At last year’s Union of BC Municipalities convention, members endorsed two resolutions seeking changes to legislation that would disqualify from office someone convicted of a serious Criminal Code offence and require those charged by the Crown to take a paid leave until the legal process is complete. (This year's UBCM convention is being held Sept. 23 to 27.)
But the Ministry of Municipal Affairs has so far rebuffed the municipal politicians’ request.
In February, the ministry wrote to the UBCM that while staff are looking into the matter, “any proposed changes in this area are intricate and must be considered carefully.”
Currently, there are rules that prevent a person from staying in office if convicted of a crime but they have to be serving a sentence. If they have been released on probation or parole and are not in custody, they can still keep their seat — and pay.

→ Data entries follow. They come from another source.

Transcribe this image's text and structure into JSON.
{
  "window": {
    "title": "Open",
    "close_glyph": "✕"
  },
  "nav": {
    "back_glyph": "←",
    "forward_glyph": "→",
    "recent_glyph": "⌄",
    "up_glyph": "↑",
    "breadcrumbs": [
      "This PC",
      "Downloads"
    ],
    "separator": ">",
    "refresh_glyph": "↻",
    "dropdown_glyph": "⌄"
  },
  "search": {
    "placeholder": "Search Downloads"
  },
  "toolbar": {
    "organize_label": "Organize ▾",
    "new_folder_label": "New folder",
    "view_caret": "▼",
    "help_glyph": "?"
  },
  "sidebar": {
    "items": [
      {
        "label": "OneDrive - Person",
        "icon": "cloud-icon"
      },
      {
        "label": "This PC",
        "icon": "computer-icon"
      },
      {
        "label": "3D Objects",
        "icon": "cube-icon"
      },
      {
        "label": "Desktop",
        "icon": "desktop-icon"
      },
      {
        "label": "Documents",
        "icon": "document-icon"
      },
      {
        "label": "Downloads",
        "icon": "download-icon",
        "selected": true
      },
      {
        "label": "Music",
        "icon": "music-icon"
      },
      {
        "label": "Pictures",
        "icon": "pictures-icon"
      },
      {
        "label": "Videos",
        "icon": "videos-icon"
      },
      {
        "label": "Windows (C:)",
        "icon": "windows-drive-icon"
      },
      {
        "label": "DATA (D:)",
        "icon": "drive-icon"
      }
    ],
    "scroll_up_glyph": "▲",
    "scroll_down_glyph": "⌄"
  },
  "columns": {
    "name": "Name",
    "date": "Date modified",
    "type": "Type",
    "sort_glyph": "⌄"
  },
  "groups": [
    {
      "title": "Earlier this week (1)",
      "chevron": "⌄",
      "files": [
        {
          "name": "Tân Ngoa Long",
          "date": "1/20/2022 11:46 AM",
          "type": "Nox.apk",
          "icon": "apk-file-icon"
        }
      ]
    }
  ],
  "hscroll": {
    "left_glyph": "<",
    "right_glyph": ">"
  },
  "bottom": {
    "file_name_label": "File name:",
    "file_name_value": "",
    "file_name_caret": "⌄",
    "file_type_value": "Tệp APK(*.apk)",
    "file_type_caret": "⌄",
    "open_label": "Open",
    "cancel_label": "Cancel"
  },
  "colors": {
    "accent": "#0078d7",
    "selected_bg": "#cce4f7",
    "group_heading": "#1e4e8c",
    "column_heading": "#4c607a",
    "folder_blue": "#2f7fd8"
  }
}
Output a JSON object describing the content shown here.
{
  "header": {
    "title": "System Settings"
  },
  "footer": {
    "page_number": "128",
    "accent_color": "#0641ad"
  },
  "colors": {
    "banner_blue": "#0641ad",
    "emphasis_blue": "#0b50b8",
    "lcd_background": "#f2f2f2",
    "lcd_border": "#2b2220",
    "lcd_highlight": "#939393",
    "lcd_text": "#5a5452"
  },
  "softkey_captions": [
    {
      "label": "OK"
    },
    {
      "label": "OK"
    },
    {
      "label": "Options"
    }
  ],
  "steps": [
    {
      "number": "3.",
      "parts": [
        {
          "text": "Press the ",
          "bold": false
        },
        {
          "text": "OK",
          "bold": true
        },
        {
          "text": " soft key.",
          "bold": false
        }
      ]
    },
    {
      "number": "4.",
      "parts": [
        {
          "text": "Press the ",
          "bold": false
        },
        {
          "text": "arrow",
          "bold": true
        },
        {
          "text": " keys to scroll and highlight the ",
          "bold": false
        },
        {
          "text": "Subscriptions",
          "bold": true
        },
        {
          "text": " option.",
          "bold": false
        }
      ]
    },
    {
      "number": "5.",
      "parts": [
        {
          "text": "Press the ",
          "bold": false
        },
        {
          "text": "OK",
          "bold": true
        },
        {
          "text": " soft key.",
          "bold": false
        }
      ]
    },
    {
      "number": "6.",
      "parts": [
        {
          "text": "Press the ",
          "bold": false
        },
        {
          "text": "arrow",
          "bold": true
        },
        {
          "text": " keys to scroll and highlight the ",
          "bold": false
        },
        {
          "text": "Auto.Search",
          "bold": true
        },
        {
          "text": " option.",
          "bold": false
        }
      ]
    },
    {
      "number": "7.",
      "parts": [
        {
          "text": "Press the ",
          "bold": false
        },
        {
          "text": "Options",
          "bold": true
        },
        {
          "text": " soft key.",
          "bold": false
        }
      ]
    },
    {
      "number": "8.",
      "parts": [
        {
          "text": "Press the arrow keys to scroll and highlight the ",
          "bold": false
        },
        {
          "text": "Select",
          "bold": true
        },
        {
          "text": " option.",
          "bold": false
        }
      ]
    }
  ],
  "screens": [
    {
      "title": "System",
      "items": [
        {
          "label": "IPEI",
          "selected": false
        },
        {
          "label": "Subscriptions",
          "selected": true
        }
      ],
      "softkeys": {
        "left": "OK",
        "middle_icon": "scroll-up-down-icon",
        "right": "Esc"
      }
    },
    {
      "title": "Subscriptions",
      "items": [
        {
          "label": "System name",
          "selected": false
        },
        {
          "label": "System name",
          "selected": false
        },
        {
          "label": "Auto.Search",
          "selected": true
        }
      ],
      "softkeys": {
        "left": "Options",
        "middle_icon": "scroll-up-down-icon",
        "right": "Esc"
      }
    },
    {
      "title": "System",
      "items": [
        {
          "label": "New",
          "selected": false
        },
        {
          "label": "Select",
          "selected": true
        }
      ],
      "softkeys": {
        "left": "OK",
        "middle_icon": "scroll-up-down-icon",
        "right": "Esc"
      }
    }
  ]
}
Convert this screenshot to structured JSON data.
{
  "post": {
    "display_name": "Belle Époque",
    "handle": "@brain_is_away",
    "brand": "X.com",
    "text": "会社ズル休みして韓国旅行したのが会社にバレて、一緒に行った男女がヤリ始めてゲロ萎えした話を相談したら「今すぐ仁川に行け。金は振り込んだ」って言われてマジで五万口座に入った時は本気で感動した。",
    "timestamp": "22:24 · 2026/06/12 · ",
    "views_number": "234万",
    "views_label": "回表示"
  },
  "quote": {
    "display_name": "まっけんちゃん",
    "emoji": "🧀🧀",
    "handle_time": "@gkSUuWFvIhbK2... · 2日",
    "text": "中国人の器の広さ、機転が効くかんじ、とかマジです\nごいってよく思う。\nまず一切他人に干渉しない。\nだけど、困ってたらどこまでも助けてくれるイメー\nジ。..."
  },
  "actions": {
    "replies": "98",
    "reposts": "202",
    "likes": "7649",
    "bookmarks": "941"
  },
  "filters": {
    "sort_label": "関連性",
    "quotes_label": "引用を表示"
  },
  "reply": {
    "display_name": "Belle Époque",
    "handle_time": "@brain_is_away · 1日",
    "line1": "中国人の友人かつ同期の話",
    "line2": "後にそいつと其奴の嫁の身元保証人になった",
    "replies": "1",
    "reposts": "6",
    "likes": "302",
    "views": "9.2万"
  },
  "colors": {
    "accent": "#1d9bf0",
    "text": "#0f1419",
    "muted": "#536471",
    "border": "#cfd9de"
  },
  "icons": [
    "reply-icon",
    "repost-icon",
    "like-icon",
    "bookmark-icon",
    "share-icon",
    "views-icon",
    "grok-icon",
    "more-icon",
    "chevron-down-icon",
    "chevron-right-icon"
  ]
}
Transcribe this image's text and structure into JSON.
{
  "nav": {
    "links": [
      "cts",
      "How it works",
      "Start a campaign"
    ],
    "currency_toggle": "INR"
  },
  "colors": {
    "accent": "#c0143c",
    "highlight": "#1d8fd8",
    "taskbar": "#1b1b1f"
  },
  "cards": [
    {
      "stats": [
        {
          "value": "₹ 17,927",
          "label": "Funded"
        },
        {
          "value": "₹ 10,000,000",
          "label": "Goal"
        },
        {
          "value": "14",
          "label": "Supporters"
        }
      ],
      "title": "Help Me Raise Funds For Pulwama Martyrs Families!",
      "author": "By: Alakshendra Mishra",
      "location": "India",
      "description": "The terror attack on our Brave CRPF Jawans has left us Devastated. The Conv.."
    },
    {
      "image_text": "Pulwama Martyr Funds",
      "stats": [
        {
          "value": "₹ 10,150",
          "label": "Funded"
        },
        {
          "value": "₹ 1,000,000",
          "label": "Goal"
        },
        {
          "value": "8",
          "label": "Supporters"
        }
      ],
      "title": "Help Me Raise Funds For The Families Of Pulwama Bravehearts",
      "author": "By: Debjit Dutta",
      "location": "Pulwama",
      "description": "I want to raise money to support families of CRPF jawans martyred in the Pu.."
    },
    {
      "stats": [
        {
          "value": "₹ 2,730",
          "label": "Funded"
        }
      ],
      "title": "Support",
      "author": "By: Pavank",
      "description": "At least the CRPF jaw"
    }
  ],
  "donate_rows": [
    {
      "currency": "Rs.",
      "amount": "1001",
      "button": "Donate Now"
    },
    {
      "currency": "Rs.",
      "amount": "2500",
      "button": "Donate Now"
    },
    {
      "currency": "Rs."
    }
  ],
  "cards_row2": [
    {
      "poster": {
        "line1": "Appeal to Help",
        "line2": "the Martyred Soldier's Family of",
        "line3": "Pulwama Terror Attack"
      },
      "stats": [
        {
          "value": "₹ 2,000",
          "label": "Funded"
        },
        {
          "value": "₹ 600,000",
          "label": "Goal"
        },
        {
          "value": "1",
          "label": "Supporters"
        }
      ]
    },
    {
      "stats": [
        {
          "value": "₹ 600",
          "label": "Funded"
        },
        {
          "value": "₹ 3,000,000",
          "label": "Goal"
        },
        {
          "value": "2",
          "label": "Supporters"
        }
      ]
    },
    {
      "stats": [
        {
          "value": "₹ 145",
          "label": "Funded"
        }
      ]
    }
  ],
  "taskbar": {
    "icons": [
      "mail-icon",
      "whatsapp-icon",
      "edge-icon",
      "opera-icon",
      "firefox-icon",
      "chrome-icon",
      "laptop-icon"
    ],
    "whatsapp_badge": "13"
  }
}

Dick said she hopes her letter gets some action because she has been frustrated that politicians can stay on the job even while facing court cases, citing situations in Pitt Meadows as well as Port Coquitlam and, more recently, Port Moody.
In PoMo, Mayor Rob Vagramov returned to his $111,000-a-year job before his sexual assault case has been resolved, stating that because he expects it won’t go to trial, he now has more time for his mayor’s duties and needs to work on fulfilling his election mandate. Vagramov returned to city hall Sept. 9 and his next court date is Nov. 13.
At the last council meeting, Vagramov’s appearance spurred discussion from both supporters and opponents taking different positions on his return to work.
But Dick says laying out a process in provincial law would make the situation more straightforward and take it out of the political arena.
“There has been no conviction. Our mayor is still innocent until proven guilty. That’s a fundamental right in Canada. We’re protected under our Charter. The challenge is when you are charged, then things happen and you’re not able to do your job effectively for a variety of reasons.”
Dick said she collected signatures for her letter — 68 from PoMo residents, 11 from Coquitlam, five from PoCo and from one to four each from 19 other municipalities — from an email bast she sent out to friends, who then reached out to others representing voters across the province.
In it she writes: “This letter is requesting that you, as mayors, councillors and elected officials representing 190 British Columbia municipalities, regional districts and First Nation members, act in the best interests of your constituents by calling on the Government of British Columbia to respond to the UBCM resolutions and change the act without delay.”